Despite our wish to reduce risk and to avoid loss of principal, we remind investors that being largely in cash is a terrible way to face the prospect of the risk of inflation that will likely be the result of the enormous jumps in government deficit spending and the expansion of the monetary base by the Federal Reserve. Under similar circumstances cash became worthless in 1920s Germany. The value of the 1965 U.S. dollar is about 10 cents. We therefore remain advocates of owning important amounts of equities, notwithstanding the need to hold a prudent degree of other liquid assets whether it is bonds or other liquid short term assets. Nonetheless, there are times to sell stocks.

Certainly, stocks of companies in more cyclical industries need to be trimmed or sold when times are ebullient and such stocks have one of their typical, cyclical big advances in earnings. Otherwise, like Sisyphus, it will be the investors' fate to push the descended stone back up the hill again. Industries such as autos, housing, steel, mining and chemicals fit this category. Normally, we have only limited exposure to companies in these fields because they do not generally possess the investment criteria we seek; for example, sustainably strong ROIC or operating margins, high barriers to entry, and lots of free cash flow, among other things are not found abundantly in these industries.

Stocks can become overpriced just as they can occasionally become undervalued, for long periods of time. We do not concern ourselves if a stock we like experiences modest over-valuation. A 10%-20% over-valuation does not bother us much. To exit a stock for a short time, and to try to reenter a few points lower is too much like trading and cannot be done consistently by anyone we know.

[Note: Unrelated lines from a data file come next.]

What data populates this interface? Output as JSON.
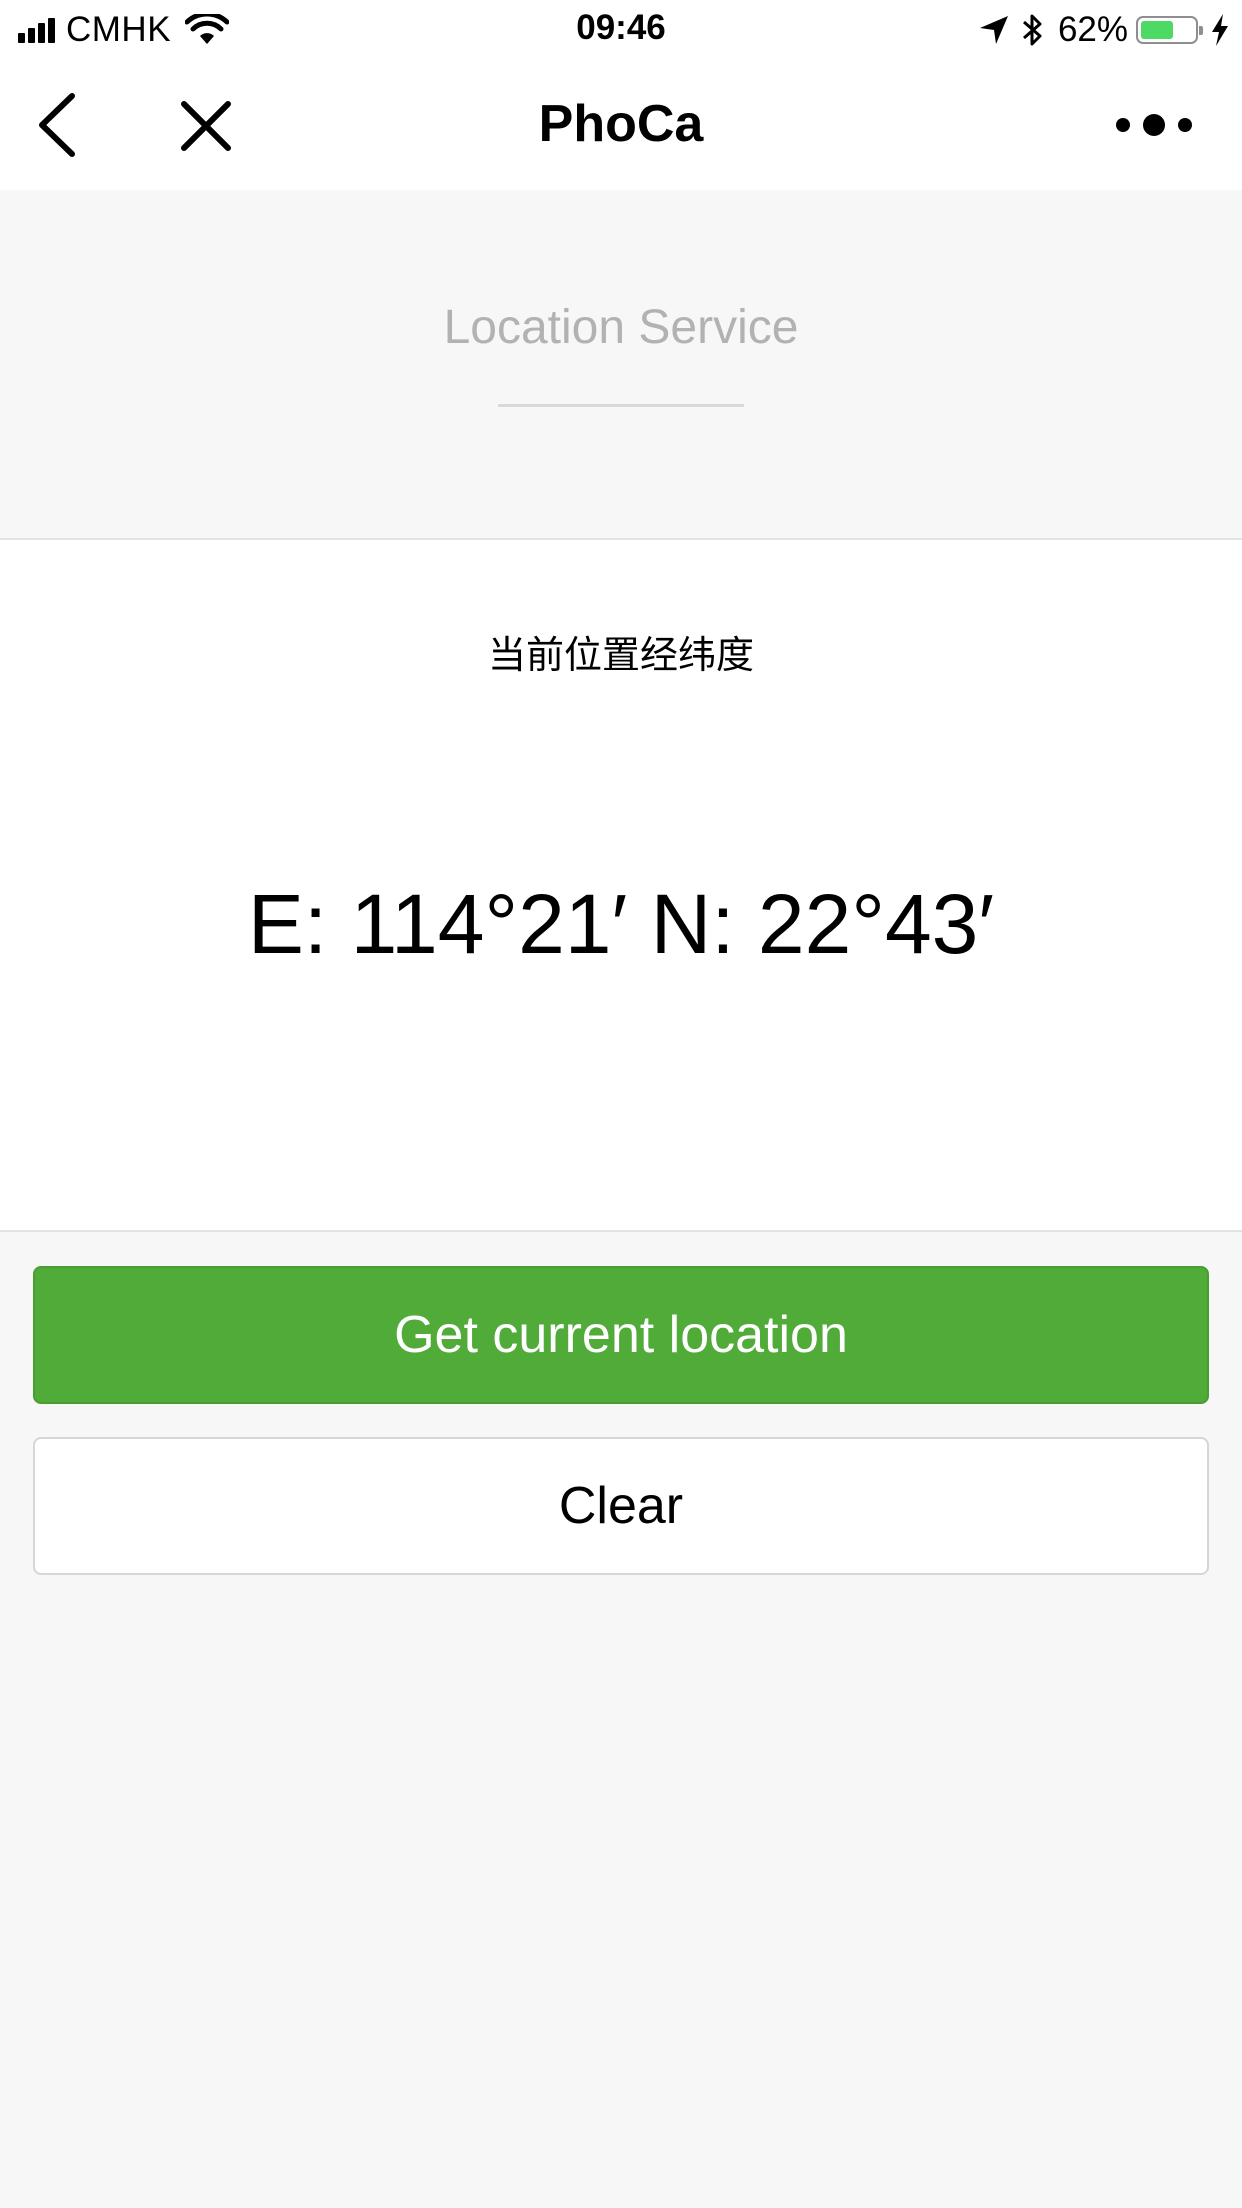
{
  "status_bar": {
    "carrier": "CMHK",
    "time": "09:46",
    "battery_percent": "62%",
    "battery_level": 0.62,
    "icons": [
      "signal-icon",
      "wifi-icon",
      "location-arrow-icon",
      "bluetooth-icon",
      "battery-icon",
      "charging-icon"
    ],
    "battery_color": "#4cd964"
  },
  "nav": {
    "title": "PhoCa",
    "icons": [
      "back-icon",
      "close-icon",
      "more-icon"
    ]
  },
  "header": {
    "title": "Location Service"
  },
  "content": {
    "label": "当前位置经纬度",
    "coordinates": "E: 114°21′ N: 22°43′"
  },
  "buttons": {
    "primary_label": "Get current location",
    "secondary_label": "Clear"
  },
  "colors": {
    "primary": "#51ab38",
    "background": "#f7f7f7",
    "card": "#ffffff"
  }
}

On the other hand, when a stock is discounting earnings expectations several years into the future or where the P/E ratio is substantially higher than its historical range, we may cut back the position materially or completely exit the stock.

Then, sometimes our judgment is just plain faulty, and we have to admit a mistake was made in the initial analysis and decision to invest. This tends to happen where the research we have done missed some important consideration, or we missed a change in competitive conditions. In such instances, we will cut our losses to live for another day.

Of course, sometimes we come up with a new idea that is better than something we already own.

We footnote this discussion with the statement that in decades of investing, the opportunity cost of exiting stocks too early has far outdistanced the losses sustained in owning stocks that simply went down after we invested. Patience is still a necessary ingredient of successful investing.